It takes some serious ingenuity to subvert a genre as entrenched as the mobile match-3 game, but somehow developer Kimmo Factor, probably most well-known for the awesome hack ‘n slash game Barbearian, has done exactly that with their new game Day Repeat Day ($4.99). It’s a commentary on the match-3 genre itself, and in some ways the state of gaming as a whole, and it’s also a surprisingly deep commentary on life, relationships, and your own well-being. I think it’s precisely because such heavy topics are tackled by way of something as banal as a match-3 game that makes me love Day Repeat Day so much.
The game starts with you being hired at a new job, and wouldn’t you know it this new job’s software system is set up like a match-3 game. That gamification is so hot right now! You’ll manage shipments and orders by meeting specific quotas of items matched in a limited number of moves. There are some additional gameplay mechanics that get peppered in as you go, but by and large the matching game here is likely nothing you haven’t seen before. That’s not to say it’s bad though, and in fact there is an extremely entertaining and often quite challenging matching game at the core of Day Repeat Day.
But a simple matching game, even an entertaining one, isn’t enough to turn any heads. The real meat of Day Repeat Day takes place in the chat service that’s part of your work’s operating system. Here you’ll chat with friends, family, significant others, and… your boss while details are revealed and stories are weaved about your own life and the ones around you. There’s branching dialogues and multiple responses to choose from which, over the course of your entire working life, can make for some very interesting and very unexpected outcomes. Things continue to expand from there, with some extremely weird and striking cutscenes interspersed throughout. It’s tricky to explain but this game was constantly surprising me with something new and unexpected.
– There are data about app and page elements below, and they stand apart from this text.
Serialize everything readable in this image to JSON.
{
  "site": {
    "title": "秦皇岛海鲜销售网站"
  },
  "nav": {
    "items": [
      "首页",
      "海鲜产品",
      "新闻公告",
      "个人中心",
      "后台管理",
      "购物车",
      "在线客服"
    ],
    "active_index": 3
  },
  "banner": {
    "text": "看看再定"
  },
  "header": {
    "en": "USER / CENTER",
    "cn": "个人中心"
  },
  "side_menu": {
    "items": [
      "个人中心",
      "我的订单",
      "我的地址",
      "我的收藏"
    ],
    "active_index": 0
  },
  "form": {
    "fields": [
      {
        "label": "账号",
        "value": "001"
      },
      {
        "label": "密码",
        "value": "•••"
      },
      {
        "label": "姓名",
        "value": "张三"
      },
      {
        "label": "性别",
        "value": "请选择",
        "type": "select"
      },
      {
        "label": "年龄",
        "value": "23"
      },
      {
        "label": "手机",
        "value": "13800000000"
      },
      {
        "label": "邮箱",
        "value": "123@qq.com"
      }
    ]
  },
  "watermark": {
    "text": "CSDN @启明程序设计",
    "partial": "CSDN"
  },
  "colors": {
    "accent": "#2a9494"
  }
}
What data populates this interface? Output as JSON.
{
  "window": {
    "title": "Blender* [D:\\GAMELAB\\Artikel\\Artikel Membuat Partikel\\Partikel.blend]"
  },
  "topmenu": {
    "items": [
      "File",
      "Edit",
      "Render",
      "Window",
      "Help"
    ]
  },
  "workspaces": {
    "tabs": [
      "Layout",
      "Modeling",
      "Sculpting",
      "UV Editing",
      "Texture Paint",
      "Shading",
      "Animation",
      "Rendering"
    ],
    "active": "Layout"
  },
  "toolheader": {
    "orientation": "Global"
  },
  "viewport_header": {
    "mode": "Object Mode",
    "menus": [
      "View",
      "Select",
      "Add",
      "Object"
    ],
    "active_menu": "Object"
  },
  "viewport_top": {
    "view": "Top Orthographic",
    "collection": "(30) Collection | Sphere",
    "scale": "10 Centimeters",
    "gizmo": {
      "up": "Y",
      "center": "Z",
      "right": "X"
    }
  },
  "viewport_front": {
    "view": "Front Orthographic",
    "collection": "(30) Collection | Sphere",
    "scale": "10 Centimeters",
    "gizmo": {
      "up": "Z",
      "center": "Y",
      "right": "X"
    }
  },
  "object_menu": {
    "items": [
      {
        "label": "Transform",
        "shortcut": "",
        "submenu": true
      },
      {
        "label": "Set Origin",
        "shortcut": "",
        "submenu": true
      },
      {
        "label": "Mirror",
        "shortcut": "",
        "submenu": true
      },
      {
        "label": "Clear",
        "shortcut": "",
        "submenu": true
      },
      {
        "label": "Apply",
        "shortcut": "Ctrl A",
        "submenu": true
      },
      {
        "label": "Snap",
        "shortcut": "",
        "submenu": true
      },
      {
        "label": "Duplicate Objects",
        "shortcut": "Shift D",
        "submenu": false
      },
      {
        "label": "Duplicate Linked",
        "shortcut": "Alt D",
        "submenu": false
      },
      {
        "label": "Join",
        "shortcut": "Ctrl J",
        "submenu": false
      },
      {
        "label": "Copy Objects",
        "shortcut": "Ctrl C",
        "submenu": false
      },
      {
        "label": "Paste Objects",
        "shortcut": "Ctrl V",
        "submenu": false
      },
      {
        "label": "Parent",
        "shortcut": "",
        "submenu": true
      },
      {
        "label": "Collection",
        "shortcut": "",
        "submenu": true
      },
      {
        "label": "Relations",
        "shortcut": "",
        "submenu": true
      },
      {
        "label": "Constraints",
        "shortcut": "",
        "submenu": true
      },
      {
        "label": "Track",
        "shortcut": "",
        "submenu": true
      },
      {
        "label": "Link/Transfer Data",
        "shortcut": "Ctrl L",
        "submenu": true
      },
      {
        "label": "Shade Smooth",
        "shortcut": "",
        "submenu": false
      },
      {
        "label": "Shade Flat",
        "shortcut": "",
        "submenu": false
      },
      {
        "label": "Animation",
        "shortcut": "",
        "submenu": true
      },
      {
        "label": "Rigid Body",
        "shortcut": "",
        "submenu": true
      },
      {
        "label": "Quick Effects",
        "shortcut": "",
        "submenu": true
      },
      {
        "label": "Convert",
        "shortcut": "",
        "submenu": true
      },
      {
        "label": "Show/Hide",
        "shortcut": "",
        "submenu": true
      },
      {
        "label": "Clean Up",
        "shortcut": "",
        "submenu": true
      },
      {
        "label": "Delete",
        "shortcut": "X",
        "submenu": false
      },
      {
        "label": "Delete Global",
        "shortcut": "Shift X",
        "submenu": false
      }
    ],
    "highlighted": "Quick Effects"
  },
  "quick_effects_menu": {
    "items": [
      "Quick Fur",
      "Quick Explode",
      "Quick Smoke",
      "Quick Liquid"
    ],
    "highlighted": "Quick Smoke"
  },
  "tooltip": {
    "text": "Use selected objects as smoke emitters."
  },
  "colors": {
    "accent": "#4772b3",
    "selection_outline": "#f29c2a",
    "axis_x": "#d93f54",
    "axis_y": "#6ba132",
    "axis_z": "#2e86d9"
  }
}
Essentially Day Repeat Day is an interactive fiction match-3 game, which is a mash-up I never would have dreamt of previously. But it works, in part because of the excellent writing, well-developed characters, and somber (but fitting) soundtrack. There’s some nits to pick, like the inability to turn off the “you should move this piece next wiggle” hints that are in pretty much every matching game ever made, or the fact that it really feels like this should have been a portrait-oriented game instead of landscape. Or how about an address book to keep track of all your contacts? Overall though these are minor things compared to how gripping and poignant Day Repeat Day frequently is, which is not something I ever thought I’d say about a match-3 game.